All lines of the material that contain "subtitle" must be copied out.

· · · · ·

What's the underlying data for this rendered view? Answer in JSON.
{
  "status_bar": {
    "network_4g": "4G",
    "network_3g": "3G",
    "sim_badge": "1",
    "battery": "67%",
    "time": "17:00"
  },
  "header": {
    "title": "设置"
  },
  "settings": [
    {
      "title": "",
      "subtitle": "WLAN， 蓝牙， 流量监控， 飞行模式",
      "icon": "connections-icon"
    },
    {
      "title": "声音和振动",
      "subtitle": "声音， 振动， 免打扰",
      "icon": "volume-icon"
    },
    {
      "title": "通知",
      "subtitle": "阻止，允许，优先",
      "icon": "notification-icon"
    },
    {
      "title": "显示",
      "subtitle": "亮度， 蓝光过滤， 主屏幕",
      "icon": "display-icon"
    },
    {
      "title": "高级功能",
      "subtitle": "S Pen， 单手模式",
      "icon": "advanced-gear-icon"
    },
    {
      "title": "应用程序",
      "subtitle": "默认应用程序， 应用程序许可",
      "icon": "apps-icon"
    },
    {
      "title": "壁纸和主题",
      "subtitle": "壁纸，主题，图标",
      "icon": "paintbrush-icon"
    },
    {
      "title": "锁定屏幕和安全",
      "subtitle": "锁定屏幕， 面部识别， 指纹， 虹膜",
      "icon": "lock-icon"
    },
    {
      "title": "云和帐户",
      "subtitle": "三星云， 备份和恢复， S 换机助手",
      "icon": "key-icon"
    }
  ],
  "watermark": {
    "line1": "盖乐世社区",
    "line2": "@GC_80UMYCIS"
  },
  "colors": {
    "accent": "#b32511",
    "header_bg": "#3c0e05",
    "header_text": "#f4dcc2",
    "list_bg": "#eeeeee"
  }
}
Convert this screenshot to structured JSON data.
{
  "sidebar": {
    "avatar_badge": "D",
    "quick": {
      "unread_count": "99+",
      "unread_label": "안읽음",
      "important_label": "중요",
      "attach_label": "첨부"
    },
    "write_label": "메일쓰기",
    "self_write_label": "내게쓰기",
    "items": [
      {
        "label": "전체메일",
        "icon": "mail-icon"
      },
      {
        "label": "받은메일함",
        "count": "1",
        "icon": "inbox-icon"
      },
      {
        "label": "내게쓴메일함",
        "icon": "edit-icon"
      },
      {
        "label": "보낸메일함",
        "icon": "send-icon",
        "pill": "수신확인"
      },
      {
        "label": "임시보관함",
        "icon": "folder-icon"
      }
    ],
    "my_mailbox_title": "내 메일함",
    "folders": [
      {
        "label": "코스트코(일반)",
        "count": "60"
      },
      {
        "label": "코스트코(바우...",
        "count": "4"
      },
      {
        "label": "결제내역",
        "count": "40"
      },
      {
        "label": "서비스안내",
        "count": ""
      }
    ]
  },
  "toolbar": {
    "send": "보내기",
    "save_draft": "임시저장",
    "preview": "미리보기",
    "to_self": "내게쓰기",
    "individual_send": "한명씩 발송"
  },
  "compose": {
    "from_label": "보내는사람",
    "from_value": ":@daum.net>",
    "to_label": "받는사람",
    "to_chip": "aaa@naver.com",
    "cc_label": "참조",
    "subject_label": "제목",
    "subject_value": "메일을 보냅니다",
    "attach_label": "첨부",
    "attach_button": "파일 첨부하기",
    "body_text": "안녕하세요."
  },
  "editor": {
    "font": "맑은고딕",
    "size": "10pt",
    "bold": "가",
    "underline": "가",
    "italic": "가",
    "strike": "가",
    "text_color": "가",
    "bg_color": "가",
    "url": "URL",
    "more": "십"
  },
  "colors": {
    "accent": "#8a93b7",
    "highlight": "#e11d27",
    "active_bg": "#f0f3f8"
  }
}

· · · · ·

● YOUR RESPONSE:
      "subtitle": "WLAN， 蓝牙， 流量监控， 飞行模式",
      "subtitle": "声音， 振动， 免打扰",
      "subtitle": "阻止，允许，优先",
      "subtitle": "亮度， 蓝光过滤， 主屏幕",
      "subtitle": "S Pen， 单手模式",
      "subtitle": "默认应用程序， 应用程序许可",
      "subtitle": "壁纸，主题，图标",
      "subtitle": "锁定屏幕， 面部识别， 指纹， 虹膜",
      "subtitle": "三星云， 备份和恢复， S 换机助手",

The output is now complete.